Have you ever tried to mix a song in 10 minutes? If not, you’re missing out. It’s funny how if you only have 10 minutes to mix a song, you become super big picture oriented and you think like a listener, not a mixer. This exercise will help you with your mixes immensely. Check it out!
Why wait for the mixing phase to enhance your drum sound? This classic technique is so easy, so fast, and can be done for less than $16, even for free in some cases. Some people overlook it, but not you. You’re going to be different. I have a good feeling about you. Check it out and enjoy!
Want a fuller recording that makes mixing a much easier process? One thing to keep in mind then is how much balance your tracks have. Specifically today I’m referring to the balance of both rhythmic and sustaining parts in a recording. This can be achieved in a million different ways, but here are just two examples that might spark your creativity.
Are you a pseudo bass player like me? Then today’s video tip will help a lot. Great bass guitar recordings have little to do with complexity and riffs and way more to do with intentionality. Take a listen to two ways I’ve played the bass lines to this song and discover the two secrets to getting a tighter and punchier bass guitar sound in your recordings.
Looking for that warm, punchy, and fat drum sound? Try this fat mic technique on your next recording. By simply adding an additional mic just over the center of the kick drum shell facing down to the floor, you can capture a more focused and rounder tone to the kit that can be EQ’d and compressed to taste for mixing back in with your other drum mics. Take a look at how I used the fat mic technique in a recent drum session.
The foundation of a great recording is a great guide track. What’s a guide track you might ask? Simply it’s whatever you setup in your DAW to help your actual recording sessions go smoother, faster, and more efficiently. In a jet-lagged stupor I show you in today’s video what three key elements are in every one of my guide tracks and how you can copy my workflow.
Not hearing enough of one piece of the drum kit in your overheads track? Need more hi hat or ride cymbal compared to the snare or kick drum? A little strategic compression can go a long way to giving your overheads more balance so everything sits better in the mix. Check out this example.
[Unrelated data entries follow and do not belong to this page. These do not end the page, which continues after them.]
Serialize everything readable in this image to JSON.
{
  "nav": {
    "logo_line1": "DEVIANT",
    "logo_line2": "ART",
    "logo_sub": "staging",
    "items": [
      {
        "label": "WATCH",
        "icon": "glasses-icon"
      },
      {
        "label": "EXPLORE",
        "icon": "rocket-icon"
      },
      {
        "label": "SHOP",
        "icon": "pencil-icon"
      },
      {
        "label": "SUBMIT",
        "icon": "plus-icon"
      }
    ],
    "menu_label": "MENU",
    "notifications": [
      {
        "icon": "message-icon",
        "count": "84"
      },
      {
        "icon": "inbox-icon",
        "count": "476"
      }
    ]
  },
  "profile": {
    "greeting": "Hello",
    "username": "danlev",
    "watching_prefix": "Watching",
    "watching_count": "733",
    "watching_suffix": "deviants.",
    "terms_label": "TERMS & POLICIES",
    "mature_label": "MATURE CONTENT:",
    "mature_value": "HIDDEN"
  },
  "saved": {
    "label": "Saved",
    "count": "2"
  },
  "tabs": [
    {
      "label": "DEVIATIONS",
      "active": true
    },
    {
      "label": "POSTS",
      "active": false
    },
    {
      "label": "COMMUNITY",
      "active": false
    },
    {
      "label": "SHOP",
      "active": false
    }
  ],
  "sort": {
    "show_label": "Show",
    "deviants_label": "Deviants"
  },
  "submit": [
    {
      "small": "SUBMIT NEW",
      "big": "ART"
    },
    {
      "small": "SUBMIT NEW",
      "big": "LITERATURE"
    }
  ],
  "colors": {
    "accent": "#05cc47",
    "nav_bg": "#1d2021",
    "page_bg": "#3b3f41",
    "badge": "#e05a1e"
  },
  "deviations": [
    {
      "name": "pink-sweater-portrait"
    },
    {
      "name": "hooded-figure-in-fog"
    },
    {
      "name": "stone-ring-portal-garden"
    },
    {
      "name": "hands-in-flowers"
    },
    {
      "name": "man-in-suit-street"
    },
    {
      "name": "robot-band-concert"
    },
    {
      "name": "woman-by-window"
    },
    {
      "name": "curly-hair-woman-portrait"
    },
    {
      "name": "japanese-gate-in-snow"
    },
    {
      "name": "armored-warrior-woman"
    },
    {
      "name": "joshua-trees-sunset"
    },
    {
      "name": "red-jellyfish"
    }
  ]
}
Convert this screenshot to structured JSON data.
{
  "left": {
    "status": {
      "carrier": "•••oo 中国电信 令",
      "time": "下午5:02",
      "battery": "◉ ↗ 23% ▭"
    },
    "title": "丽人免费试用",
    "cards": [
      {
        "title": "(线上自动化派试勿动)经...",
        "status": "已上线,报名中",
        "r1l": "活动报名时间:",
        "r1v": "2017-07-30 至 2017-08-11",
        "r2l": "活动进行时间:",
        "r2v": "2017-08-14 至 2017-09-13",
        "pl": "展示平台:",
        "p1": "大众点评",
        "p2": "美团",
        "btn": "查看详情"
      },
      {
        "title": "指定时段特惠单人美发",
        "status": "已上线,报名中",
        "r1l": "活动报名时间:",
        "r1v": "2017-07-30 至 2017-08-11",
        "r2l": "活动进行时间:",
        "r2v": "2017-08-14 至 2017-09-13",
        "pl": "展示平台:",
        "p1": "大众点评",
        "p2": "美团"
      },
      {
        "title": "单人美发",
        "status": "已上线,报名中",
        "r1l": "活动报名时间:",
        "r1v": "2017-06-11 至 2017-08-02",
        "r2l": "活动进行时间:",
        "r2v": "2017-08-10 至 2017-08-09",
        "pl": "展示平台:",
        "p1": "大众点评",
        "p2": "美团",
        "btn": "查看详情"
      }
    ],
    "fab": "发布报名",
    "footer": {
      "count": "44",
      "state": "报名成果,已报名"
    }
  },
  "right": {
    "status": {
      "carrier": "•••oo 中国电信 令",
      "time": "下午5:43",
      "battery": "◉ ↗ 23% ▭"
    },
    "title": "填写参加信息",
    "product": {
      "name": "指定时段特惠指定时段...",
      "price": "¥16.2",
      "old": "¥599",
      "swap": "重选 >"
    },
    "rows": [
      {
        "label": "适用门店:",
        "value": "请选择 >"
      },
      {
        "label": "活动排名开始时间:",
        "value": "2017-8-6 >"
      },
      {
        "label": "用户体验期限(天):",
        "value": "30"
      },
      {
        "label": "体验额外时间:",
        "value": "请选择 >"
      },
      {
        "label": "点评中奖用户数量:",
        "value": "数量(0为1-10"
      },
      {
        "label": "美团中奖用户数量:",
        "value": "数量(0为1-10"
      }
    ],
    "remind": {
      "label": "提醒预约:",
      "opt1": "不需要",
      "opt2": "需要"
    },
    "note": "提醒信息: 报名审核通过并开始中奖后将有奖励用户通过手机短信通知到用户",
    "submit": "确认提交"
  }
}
To edit out breaths or not to edit out breaths, that is the question. Actually, the way I prefer to work is a hybrid approach. By trimming and ramping up certain breaths while leaving in other breaths entirely I get a controlled, yet natural vocal performance that holds up well even under heavy compression.
When you near the end of a mix, sometimes you feel that it’s missing something and you can’t quite put your finger on it. Today I want to show you my favorite little mix buss EQ trick that I use on just about every mix as it nears completion. In one simple move it cleans up the mix while also pushing vocals and snare drums just up a bit more to the listener. Enjoy!
A great drum mix doesn’t just sound good, it feels good as well. And sometimes with sampled drums you get a nice clean sound, but it lacks the punch and impact you’re looking for. In today’s tutorial I show a quick and easy way to instantly bring out more power from your kicks and snares. Enjoy!